“That girl thinks she is on stage all the time. Or on a catwalk,” Mrs Phiri muttered to herself. “She acts as if there are cameras trained on her everywhere she turns.” But Mrs Phiri said nothing to Tshepo.

Mrs Phiri didn’t say anything even when Tshepo started spending all his money on Angelique. All of a sudden he had no money to help his mother with the rent or with the groceries. All of a sudden he was asking her for loans from her factory wages – loans that he never paid back.

Once he bought Angelique a fancy bottle of very expensive perfume. The perfume was called ‘Angel Child’. Tshepo let his mother smell it.

“Do you think she will like it, Mama?” he asked. He sounded like a little boy again. “See Mama, it is called Angel Child – since her name is Angelique and since she is the angel of my heart! Do you think this will make her happy?”

It smelled nice, quite nice. But when Mrs Phiri saw the price on the till slip, she was shocked. It was enough for three weeks of groceries plus the month’s electricity! How could Tshepo spend so much on a silly bottle of fragrance for that silly girl?

Mrs Phiri looked into her son’s eyes. She saw such hope there. So she didn’t talk about the cost. She just said, “I’m sure it will make her happy.”

Evidently it did make Angelique happy. She wore the fragrance often. Until Tshepo’s whole bedroom stank of Angel Child. Soon Tshepo had to beg for more money to buy her a second bottle – even larger and more expensive than the first.

Often Mrs Phiri muttered to herself, “I just hope this girl cares as much about Tshepo as he cares about her. I just hope she isn’t hanging around until all his money is spent. But I must admit: I fear the worst.”

And then the bad day came, the day Mrs Phiri had been fearing.

It was a Sunday afternoon. Tshepo and Angelique were locked in his bedroom with some loud CD playing. Then came an even louder sound from outside, of a car hooting. Mrs Phiri looked out of the window. It was a luxury car, a large silver SUV. The driver stepped out for a moment: a good-looking, middle-aged man in a designer suit.

And next thing, Tshepo’s bedroom door was flung open and Angelique rushed out of the house. Tshepo was screaming after her, “Don’t leave me, Angelique. I love you much more than he does! What do you want with a married man, my love? Come back. I can’t live without you!”

But Angelique threw her arms around the middle-aged man, kissed him passionately, then jumped into the silver SUV. Off it sped down the street, leaving only a cloud of dust behind it. And that was the end of Angelique.

Tshepo phoned her a hundred, a thousand times a day. She did not answer. He left desperate messages for her to call him back. But she never did.

Tshepo went out into the night, wandering the streets, looking for her in all the places they’d been together: the clubs, the shebeens around Extension 6. He didn’t find her. He stopped going to work, stopped his night school classes. Instead he curled up under his duvet and wept. Endlessly. Mrs Phiri thought her heart would break apart for her poor son.
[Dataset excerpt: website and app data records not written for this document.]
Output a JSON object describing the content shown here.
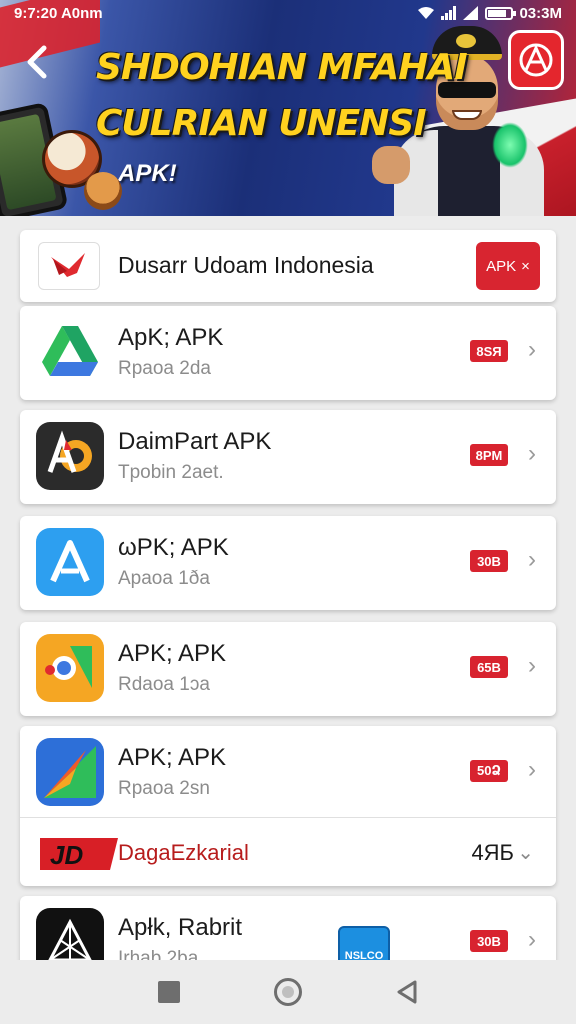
{
  "status_bar": {
    "time": "9:7:20 A0nm",
    "clock_right": "03:3M"
  },
  "banner": {
    "headline_line1": "SHDOHIAN MFAHAI",
    "headline_line2": "CULRIAN UNENSI",
    "tag": "APK!",
    "colors": {
      "headline": "#ffd21f",
      "brand_red": "#e4262d"
    }
  },
  "featured": {
    "name": "Dusarr Udoam Indonesia",
    "pill_label": "APK",
    "pill_close": "×"
  },
  "apps": [
    {
      "title": "ApK; APK",
      "subtitle": "Rpaoa 2da",
      "size": "8SЯ",
      "icon": "google-drive-style-icon"
    },
    {
      "title": "DaimPart APK",
      "subtitle": "Tpobin 2aet.",
      "size": "8PM",
      "icon": "ad-logo-icon"
    },
    {
      "title": "ωPK; APK",
      "subtitle": "Apaoa 1ða",
      "size": "30B",
      "icon": "blue-a-icon"
    },
    {
      "title": "APK; APK",
      "subtitle": "Rdaoa 1ɔa",
      "size": "65B",
      "icon": "orange-camera-icon"
    },
    {
      "title": "APK; APK",
      "subtitle": "Rpaoa 2sn",
      "size": "50Ձ",
      "icon": "red-arrow-icon"
    }
  ],
  "ad_row": {
    "name": "DagaEzkarial",
    "number": "4ЯБ",
    "logo_text": "JD"
  },
  "last_item": {
    "title": "Apłk, Rabrit",
    "subtitle": "Irhab 2ba",
    "size": "30B",
    "badge_text": "NSLCO"
  },
  "chevron": "›",
  "nav": [
    "square-recents-button",
    "circle-home-button",
    "triangle-back-button"
  ]
}
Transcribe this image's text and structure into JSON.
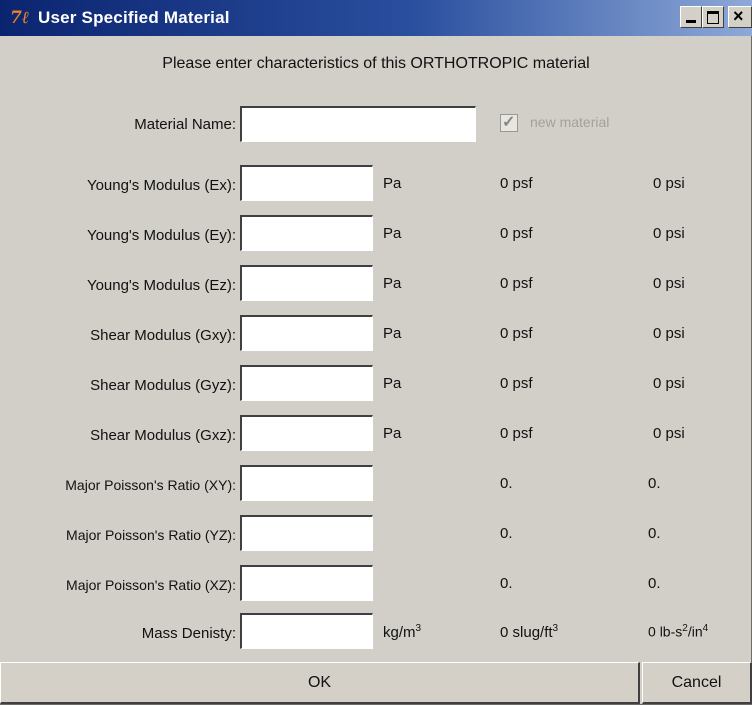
{
  "window": {
    "title": "User Specified Material",
    "icon": "tk-app-icon",
    "icon_glyph": "7ℓ"
  },
  "instructions": "Please enter characteristics of this ORTHOTROPIC material",
  "material_name": {
    "label": "Material Name:",
    "value": "",
    "checkbox_label": "new material",
    "checkbox_checked": true
  },
  "rows": [
    {
      "label": "Young's Modulus (Ex):",
      "value": "",
      "unit": "Pa",
      "psf": "0 psf",
      "psi": "0 psi"
    },
    {
      "label": "Young's Modulus (Ey):",
      "value": "",
      "unit": "Pa",
      "psf": "0 psf",
      "psi": "0 psi"
    },
    {
      "label": "Young's Modulus (Ez):",
      "value": "",
      "unit": "Pa",
      "psf": "0 psf",
      "psi": "0 psi"
    },
    {
      "label": "Shear Modulus (Gxy):",
      "value": "",
      "unit": "Pa",
      "psf": "0 psf",
      "psi": "0 psi"
    },
    {
      "label": "Shear Modulus (Gyz):",
      "value": "",
      "unit": "Pa",
      "psf": "0 psf",
      "psi": "0 psi"
    },
    {
      "label": "Shear Modulus (Gxz):",
      "value": "",
      "unit": "Pa",
      "psf": "0 psf",
      "psi": "0 psi"
    },
    {
      "label": "Major Poisson's Ratio (XY):",
      "value": "",
      "unit": "",
      "psf": "0.",
      "psi": "0."
    },
    {
      "label": "Major Poisson's Ratio (YZ):",
      "value": "",
      "unit": "",
      "psf": "0.",
      "psi": "0."
    },
    {
      "label": "Major Poisson's Ratio (XZ):",
      "value": "",
      "unit": "",
      "psf": "0.",
      "psi": "0."
    }
  ],
  "density": {
    "label": "Mass Denisty:",
    "value": "",
    "unit_base": "kg/m",
    "unit_exp": "3",
    "imperial_value": "0",
    "imperial_unit_base": "slug/ft",
    "imperial_unit_exp": "3",
    "inch_value": "0",
    "inch_unit_a": "lb-s",
    "inch_unit_a_exp": "2",
    "inch_unit_b": "/in",
    "inch_unit_b_exp": "4"
  },
  "buttons": {
    "ok": "OK",
    "cancel": "Cancel"
  }
}
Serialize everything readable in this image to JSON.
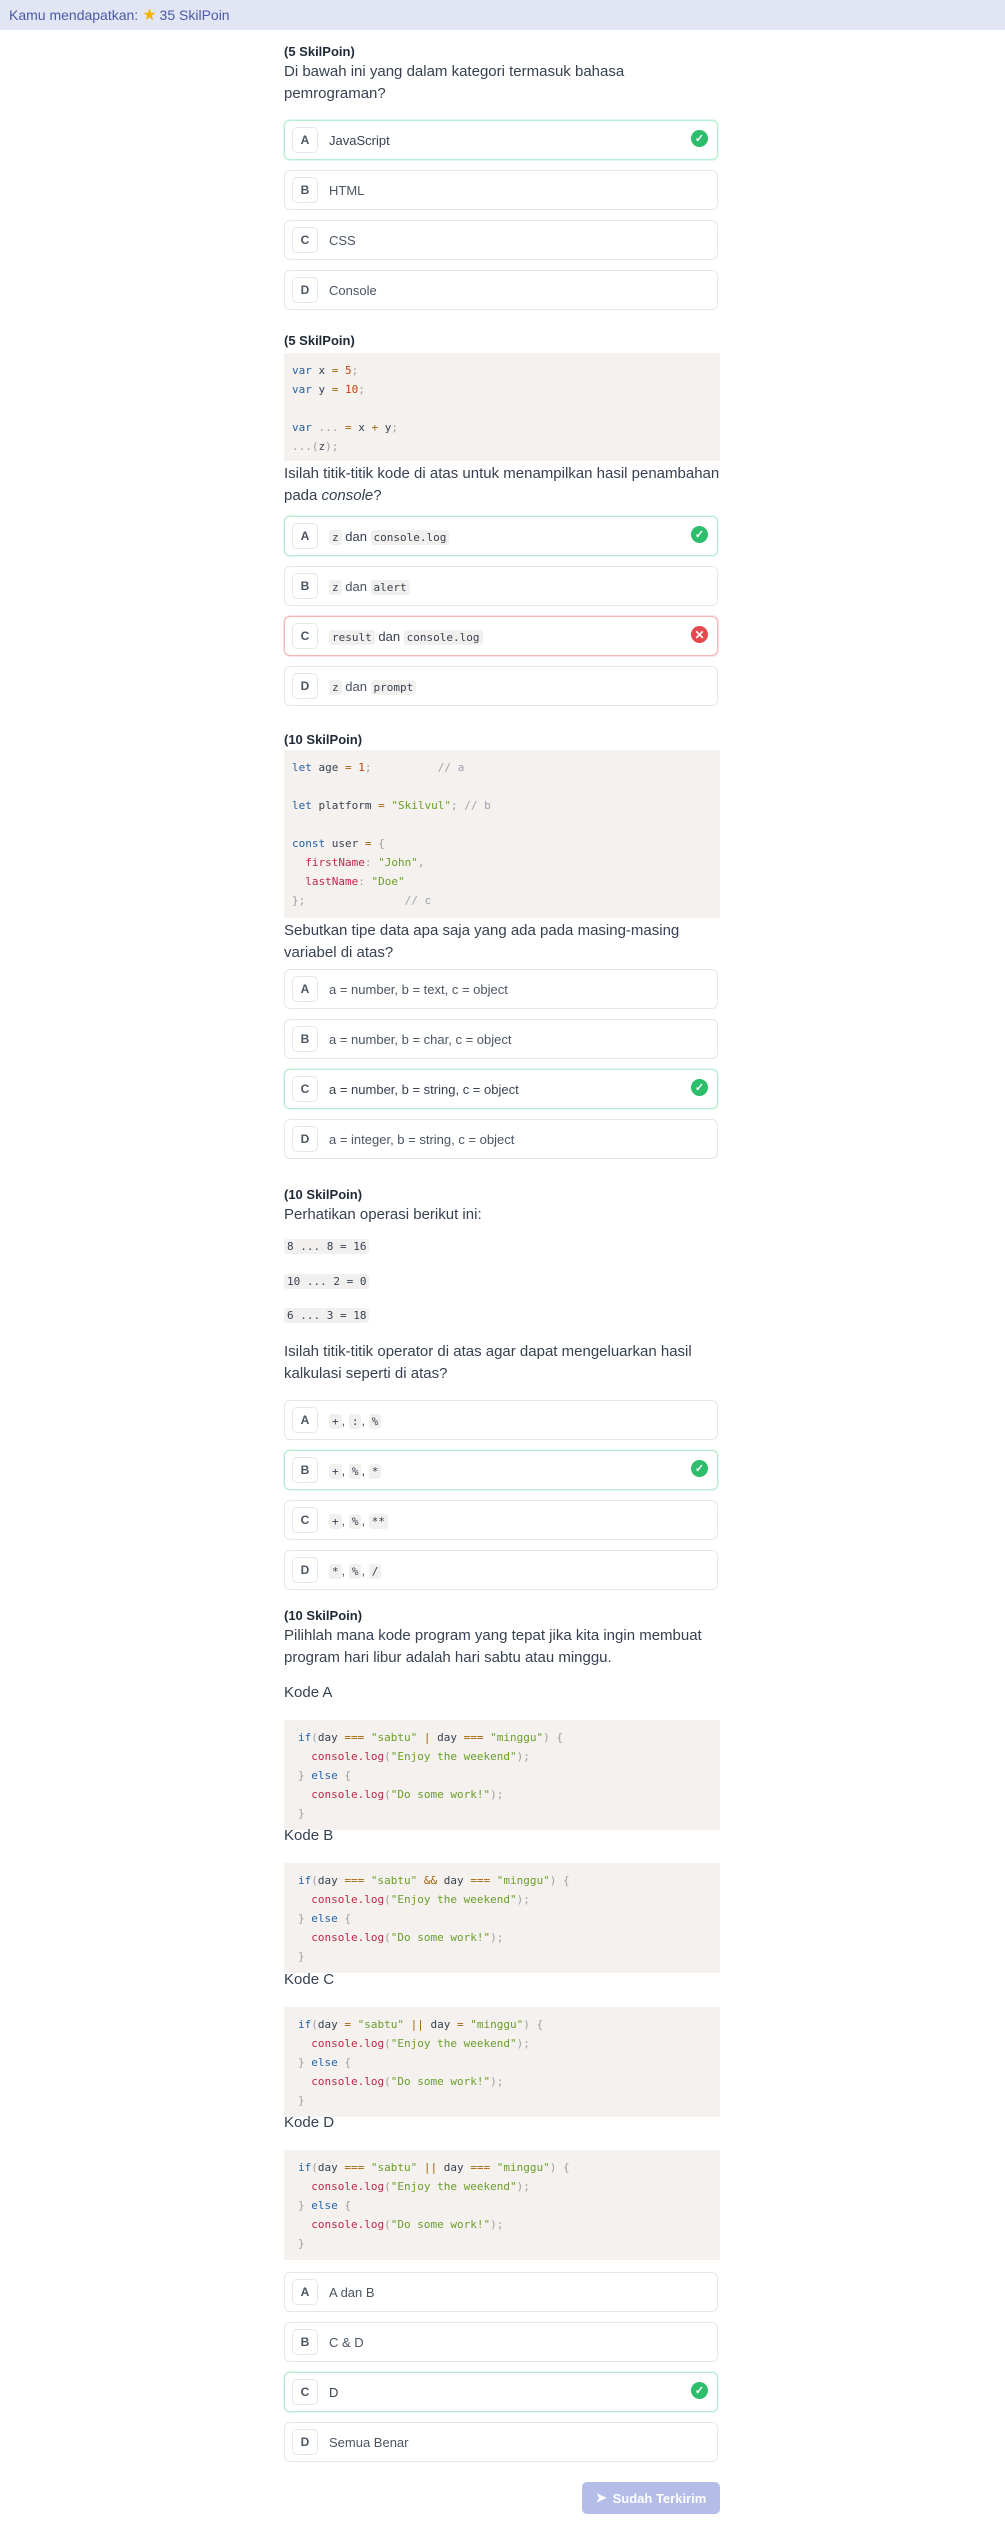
{
  "topbar": {
    "prefix": "Kamu mendapatkan:",
    "points": "35 SkilPoin",
    "star_icon": "star-icon"
  },
  "q1": {
    "points": "(5 SkilPoin)",
    "text": "Di bawah ini yang dalam kategori termasuk bahasa pemrograman?",
    "options": [
      {
        "letter": "A",
        "text": "JavaScript",
        "state": "correct"
      },
      {
        "letter": "B",
        "text": "HTML",
        "state": ""
      },
      {
        "letter": "C",
        "text": "CSS",
        "state": ""
      },
      {
        "letter": "D",
        "text": "Console",
        "state": ""
      }
    ]
  },
  "q2": {
    "points": "(5 SkilPoin)",
    "code": [
      "var x = 5;",
      "var y = 10;",
      "",
      "var ... = x + y;",
      "...(z);"
    ],
    "text_a": "Isilah titik-titik kode di atas untuk menampilkan hasil penambahan pada ",
    "text_em": "console",
    "text_b": "?",
    "options": [
      {
        "letter": "A",
        "c1": "z",
        "mid": "dan",
        "c2": "console.log",
        "state": "correct"
      },
      {
        "letter": "B",
        "c1": "z",
        "mid": "dan",
        "c2": "alert",
        "state": ""
      },
      {
        "letter": "C",
        "c1": "result",
        "mid": "dan",
        "c2": "console.log",
        "state": "wrong"
      },
      {
        "letter": "D",
        "c1": "z",
        "mid": "dan",
        "c2": "prompt",
        "state": ""
      }
    ]
  },
  "q3": {
    "points": "(10 SkilPoin)",
    "code": [
      "let age = 1;          // a",
      "",
      "let platform = \"Skilvul\"; // b",
      "",
      "const user = {",
      "  firstName: \"John\",",
      "  lastName: \"Doe\"",
      "};               // c"
    ],
    "text": "Sebutkan tipe data apa saja yang ada pada masing-masing variabel di atas?",
    "options": [
      {
        "letter": "A",
        "text": "a = number, b = text, c = object",
        "state": ""
      },
      {
        "letter": "B",
        "text": "a = number, b = char, c = object",
        "state": ""
      },
      {
        "letter": "C",
        "text": "a = number, b = string, c = object",
        "state": "correct"
      },
      {
        "letter": "D",
        "text": "a = integer, b = string, c = object",
        "state": ""
      }
    ]
  },
  "q4": {
    "points": "(10 SkilPoin)",
    "intro": "Perhatikan operasi berikut ini:",
    "ops": [
      "8 ... 8 = 16",
      "10 ... 2 = 0",
      "6 ... 3 = 18"
    ],
    "text": "Isilah titik-titik operator di atas agar dapat mengeluarkan hasil kalkulasi seperti di atas?",
    "options": [
      {
        "letter": "A",
        "codes": [
          "+",
          ":",
          "%"
        ],
        "state": ""
      },
      {
        "letter": "B",
        "codes": [
          "+",
          "%",
          "*"
        ],
        "state": "correct"
      },
      {
        "letter": "C",
        "codes": [
          "+",
          "%",
          "**"
        ],
        "state": ""
      },
      {
        "letter": "D",
        "codes": [
          "*",
          "%",
          "/"
        ],
        "state": ""
      }
    ]
  },
  "q5": {
    "points": "(10 SkilPoin)",
    "text": "Pilihlah mana kode program yang tepat jika kita ingin membuat program hari libur adalah hari sabtu atau minggu.",
    "blocks": [
      {
        "label": "Kode A",
        "cond_op1": "===",
        "logic": "|",
        "cond_op2": "==="
      },
      {
        "label": "Kode B",
        "cond_op1": "===",
        "logic": "&&",
        "cond_op2": "==="
      },
      {
        "label": "Kode C",
        "cond_op1": "=",
        "logic": "||",
        "cond_op2": "="
      },
      {
        "label": "Kode D",
        "cond_op1": "===",
        "logic": "||",
        "cond_op2": "==="
      }
    ],
    "code_parts": {
      "if": "if",
      "var": "day",
      "v1": "\"sabtu\"",
      "v2": "\"minggu\"",
      "log1": "console.log(\"Enjoy the weekend\");",
      "else": "else",
      "log2": "console.log(\"Do some work!\");"
    },
    "options": [
      {
        "letter": "A",
        "text": "A dan B",
        "state": ""
      },
      {
        "letter": "B",
        "text": "C & D",
        "state": ""
      },
      {
        "letter": "C",
        "text": "D",
        "state": "correct"
      },
      {
        "letter": "D",
        "text": "Semua Benar",
        "state": ""
      }
    ]
  },
  "submit": {
    "label": "Sudah Terkirim",
    "icon": "paper-plane-icon"
  }
}
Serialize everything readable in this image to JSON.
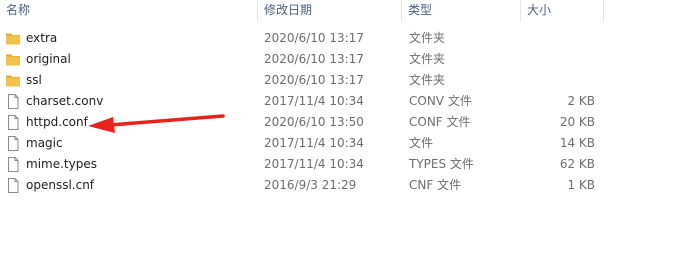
{
  "columns": {
    "name": "名称",
    "date": "修改日期",
    "type": "类型",
    "size": "大小"
  },
  "files": [
    {
      "name": "extra",
      "date": "2020/6/10 13:17",
      "type": "文件夹",
      "size": "",
      "icon": "folder-icon"
    },
    {
      "name": "original",
      "date": "2020/6/10 13:17",
      "type": "文件夹",
      "size": "",
      "icon": "folder-icon"
    },
    {
      "name": "ssl",
      "date": "2020/6/10 13:17",
      "type": "文件夹",
      "size": "",
      "icon": "folder-icon"
    },
    {
      "name": "charset.conv",
      "date": "2017/11/4 10:34",
      "type": "CONV 文件",
      "size": "2 KB",
      "icon": "file-icon"
    },
    {
      "name": "httpd.conf",
      "date": "2020/6/10 13:50",
      "type": "CONF 文件",
      "size": "20 KB",
      "icon": "file-icon"
    },
    {
      "name": "magic",
      "date": "2017/11/4 10:34",
      "type": "文件",
      "size": "14 KB",
      "icon": "file-icon"
    },
    {
      "name": "mime.types",
      "date": "2017/11/4 10:34",
      "type": "TYPES 文件",
      "size": "62 KB",
      "icon": "file-icon"
    },
    {
      "name": "openssl.cnf",
      "date": "2016/9/3 21:29",
      "type": "CNF 文件",
      "size": "1 KB",
      "icon": "file-icon"
    }
  ],
  "annotation": {
    "icon": "red-arrow-icon",
    "color": "#e8231c"
  },
  "colors": {
    "folder": "#f3c24e",
    "folder_dark": "#e0a72b",
    "header_text": "#4c607a"
  }
}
“What will I do now, Mama?” he said, there in his room that still smelled of her perfume. “How can I go on?”

Mrs Phiri tried to comfort him. “There are plenty more girls out there, Tshepo. You go out and find yourself someone new, someone who will appreciate you properly. Not some self-obsessed gold digger. Come on, my boy. You are young and good looking. You have a smile that can brighten up the whole world.”

But Tshepo would not be comforted. “There is no-one like Angelique, Mama. No-one can ever replace her. I gave her my soul and she threw it back in my face. Sometimes I have dreams where I strangle her, the ungrateful bitch! That’s the only time I feel a little bit better. She didn’t even take her Angel Child perfume, after all the money I spent on it. She didn’t even take those black lace pantyhose she made me buy for her.”

Mrs Phiri tried a few times to phone Angelique herself. But the girl never answered.


Tell us what you think: Do you feel sorry for Tshepo? Do you know what it feels like to have your heart broken?